The older the patient the more likely an impacted eye tooth will not erupt by nature’s forces alone even if the space is available for the tooth to fit in the dental arch. The American Association of Orthodontists recommends that a panorex screening x-ray along with a dental examination be performed on all dental patients at around 7 years of age to count the teeth and determine if there might be problems with eruption of the adult teeth. It is important to determine whether all the adult teeth are present or if some adult teeth are missing.
Are there extra teeth present or unusual growths that are blocking the eruption of the eye tooth?
Is there extreme crowding or too little space available causing an eruption problem with the eye tooth?
This exam is usually performed by you oral surgeon or general dentist who will refer you to an orthodontist if a problem is identified. Treating such a problem may involve an orthodontist placing braces to open spaces to allow for proper eruption of the adult teeth. Treatment may also require a referral to an oral surgeon for extraction of over retained baby teeth and/or selected adult teeth that are blocking the eruption of the all important eye teeth. The oral surgeon will also need to remove any extra teeth (supernumerary teeth) or growths that are blocking eruption of any of the adult teeth. If the eruption path is cleared and the space is opened up by age 11 or 12, there is a good chance that the impacted eye tooth will erupt with nature’s help alone.
If the eye tooth is allowed to develop too long (age 13-14), the impacted eye tooth will not erupt by itself even with the space cleared for its eruption. If the patient is too old (over 40), there is a much higher chance the tooth will be fused in position. In these cases the tooth will not budge despite all the efforts of the orthodontist and oral surgeon to erupt it into place. Sadly, the only option at this point is to extract the impacted tooth and consider an alternate treatment to replace it in the dental arch (crown on a dental implant or a fixed bridge).
The preparation of your mouth before the placement of a prosthesis is referred to as pre-prosthetic surgery.
Some patients require minor oral surgical procedures before receiving a partial or complete denture in order to ensure the maximum level of comfort. A denture sits on the bone ridge so it is very important that the bone is the proper shape and size. If a tooth needs to be extracted, the underlying bone might be left sharp and uneven. For the best fit of a denture, the bone might need to be smoothed out or reshaped. Occasionally, excess bone might need to be removed prior to denture insertion.
One or more of the following procedures might need to be performed in order to prepare your mouth for a denture:
bone smoothing and reshaping (Alveoplasty)
removal of excess bone (Torus Reduction)
bone ridge reduction
removal of excess gum tissue (Gingivectomy)
exposure of impacted teeth
We will review your particular needs with you during your appointment.
The inside of the mouth is normally lined with a special type of skin (mucosa) that is smooth and coral pink in color. Any alteration in this appearance could be a warning sign for a pathological process. The most serious of these is oral cancer. The following can be signs at the beginning of a pathologic process or cancerous growth:

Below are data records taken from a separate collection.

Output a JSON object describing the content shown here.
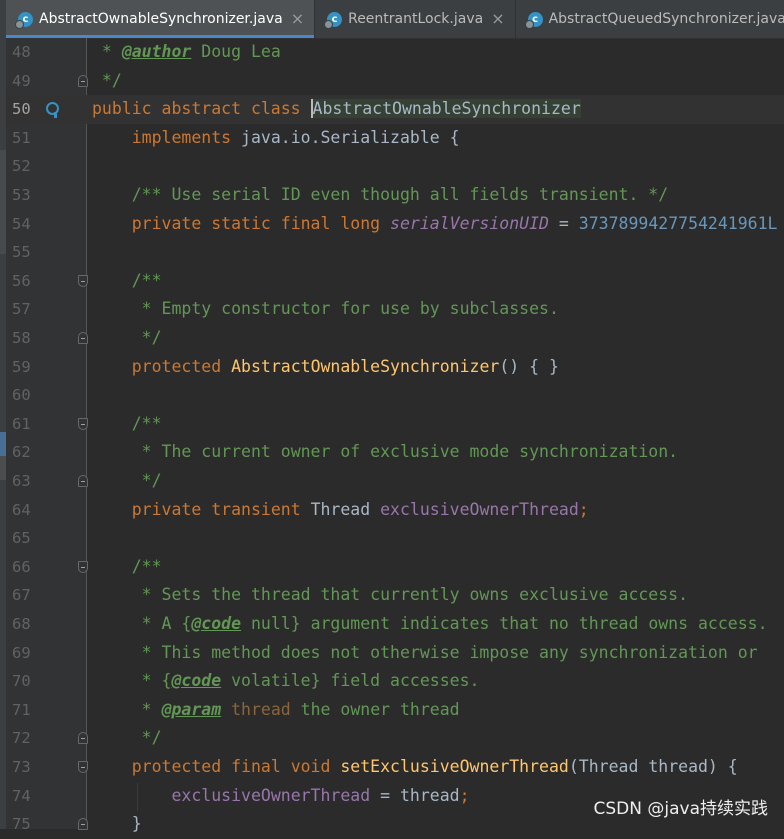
{
  "tabs": [
    {
      "label": "AbstractOwnableSynchronizer.java",
      "active": true,
      "close": "×"
    },
    {
      "label": "ReentrantLock.java",
      "active": false,
      "close": "×"
    },
    {
      "label": "AbstractQueuedSynchronizer.java",
      "active": false,
      "close": ""
    }
  ],
  "tab_icon_letter": "c",
  "lines": [
    "48",
    "49",
    "50",
    "51",
    "52",
    "53",
    "54",
    "55",
    "56",
    "57",
    "58",
    "59",
    "60",
    "61",
    "62",
    "63",
    "64",
    "65",
    "66",
    "67",
    "68",
    "69",
    "70",
    "71",
    "72",
    "73",
    "74",
    "75"
  ],
  "code": {
    "l48": {
      "a": " * ",
      "tag": "@author",
      "b": " Doug Lea"
    },
    "l49": " */",
    "l50": {
      "kw": "public abstract class ",
      "cls": "AbstractOwnableSynchronizer"
    },
    "l51": {
      "kw": "implements ",
      "rest": "java.io.Serializable {"
    },
    "l53": "/** Use serial ID even though all fields transient. */",
    "l54": {
      "kw": "private static final long ",
      "field": "serialVersionUID",
      "eq": " = ",
      "num": "3737899427754241961L"
    },
    "l56": "/**",
    "l57": " * Empty constructor for use by subclasses.",
    "l58": " */",
    "l59": {
      "kw": "protected ",
      "fn": "AbstractOwnableSynchronizer",
      "rest": "() { }"
    },
    "l61": "/**",
    "l62": " * The current owner of exclusive mode synchronization.",
    "l63": " */",
    "l64": {
      "kw": "private transient ",
      "type": "Thread ",
      "field": "exclusiveOwnerThread",
      "semi": ";"
    },
    "l66": "/**",
    "l67": " * Sets the thread that currently owns exclusive access.",
    "l68": {
      "a": " * A {",
      "tag": "@code",
      "b": " null} argument indicates that no thread owns access."
    },
    "l69": " * This method does not otherwise impose any synchronization or",
    "l70": {
      "a": " * {",
      "tag": "@code",
      "b": " volatile} field accesses."
    },
    "l71": {
      "a": " * ",
      "tag": "@param",
      "val": " thread",
      "b": " the owner thread"
    },
    "l72": " */",
    "l73": {
      "kw": "protected final void ",
      "fn": "setExclusiveOwnerThread",
      "rest": "(Thread thread) {"
    },
    "l74": {
      "field": "exclusiveOwnerThread",
      "rest": " = thread",
      "semi": ";"
    },
    "l75": "}"
  },
  "watermark": "CSDN @java持续实践",
  "colors": {
    "keyword": "#cc7832",
    "comment": "#629755",
    "field": "#9876aa",
    "number": "#6897bb",
    "function": "#ffc66d",
    "text": "#a9b7c6"
  }
}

Reddish patches (erythroplasia) or whitish patches (leukoplakia) in the mouth
· A sore that fails to heal and bleeds easily
· A lump or thickening on the skin lining the inside of the mouth

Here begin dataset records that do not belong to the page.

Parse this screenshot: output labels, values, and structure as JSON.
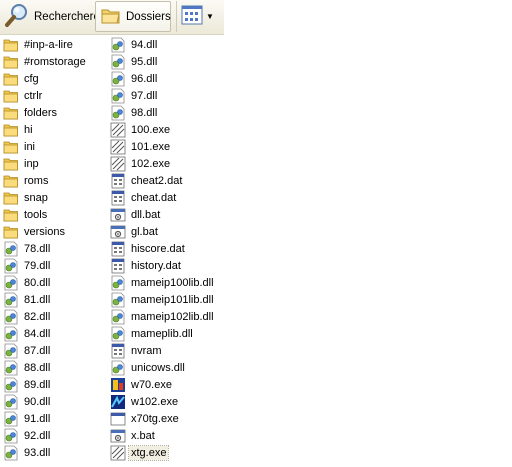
{
  "toolbar": {
    "search_label": "Recherchercher",
    "folders_label": "Dossiers"
  },
  "files_col1": [
    {
      "name": "#inp-a-lire",
      "type": "folder"
    },
    {
      "name": "#romstorage",
      "type": "folder"
    },
    {
      "name": "cfg",
      "type": "folder"
    },
    {
      "name": "ctrlr",
      "type": "folder"
    },
    {
      "name": "folders",
      "type": "folder"
    },
    {
      "name": "hi",
      "type": "folder"
    },
    {
      "name": "ini",
      "type": "folder"
    },
    {
      "name": "inp",
      "type": "folder"
    },
    {
      "name": "roms",
      "type": "folder"
    },
    {
      "name": "snap",
      "type": "folder"
    },
    {
      "name": "tools",
      "type": "folder"
    },
    {
      "name": "versions",
      "type": "folder"
    },
    {
      "name": "78.dll",
      "type": "dll"
    },
    {
      "name": "79.dll",
      "type": "dll"
    },
    {
      "name": "80.dll",
      "type": "dll"
    },
    {
      "name": "81.dll",
      "type": "dll"
    },
    {
      "name": "82.dll",
      "type": "dll"
    },
    {
      "name": "84.dll",
      "type": "dll"
    },
    {
      "name": "87.dll",
      "type": "dll"
    },
    {
      "name": "88.dll",
      "type": "dll"
    },
    {
      "name": "89.dll",
      "type": "dll"
    },
    {
      "name": "90.dll",
      "type": "dll"
    },
    {
      "name": "91.dll",
      "type": "dll"
    },
    {
      "name": "92.dll",
      "type": "dll"
    },
    {
      "name": "93.dll",
      "type": "dll"
    }
  ],
  "files_col2": [
    {
      "name": "94.dll",
      "type": "dll"
    },
    {
      "name": "95.dll",
      "type": "dll"
    },
    {
      "name": "96.dll",
      "type": "dll"
    },
    {
      "name": "97.dll",
      "type": "dll"
    },
    {
      "name": "98.dll",
      "type": "dll"
    },
    {
      "name": "100.exe",
      "type": "exe"
    },
    {
      "name": "101.exe",
      "type": "exe"
    },
    {
      "name": "102.exe",
      "type": "exe"
    },
    {
      "name": "cheat2.dat",
      "type": "dat"
    },
    {
      "name": "cheat.dat",
      "type": "dat"
    },
    {
      "name": "dll.bat",
      "type": "bat"
    },
    {
      "name": "gl.bat",
      "type": "bat"
    },
    {
      "name": "hiscore.dat",
      "type": "dat"
    },
    {
      "name": "history.dat",
      "type": "dat"
    },
    {
      "name": "mameip100lib.dll",
      "type": "dll"
    },
    {
      "name": "mameip101lib.dll",
      "type": "dll"
    },
    {
      "name": "mameip102lib.dll",
      "type": "dll"
    },
    {
      "name": "mameplib.dll",
      "type": "dll"
    },
    {
      "name": "nvram",
      "type": "dat"
    },
    {
      "name": "unicows.dll",
      "type": "dll"
    },
    {
      "name": "w70.exe",
      "type": "exe-app"
    },
    {
      "name": "w102.exe",
      "type": "exe-app2"
    },
    {
      "name": "x70tg.exe",
      "type": "exe-window"
    },
    {
      "name": "x.bat",
      "type": "bat"
    },
    {
      "name": "xtg.exe",
      "type": "exe",
      "selected": true
    }
  ]
}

· Chronic sore throat or hoarseness
· Difficulty in chewing or swallowing
These changes can be detected on the lips, cheeks, palate and gum tissue around the teeth, tongue, face and/or neck. Pain does not always occur with pathology and is not often associated with oral cancer. However, any patient with facial and/or oral pain without an obvious cause or reason may also be at risk for oral cancer.
We recommend performing an oral cancer self-examination monthly and remember that your mouth is one of your body's most important warning systems. Do not ignore suspicious lumps or sores. Please contact us so we may help.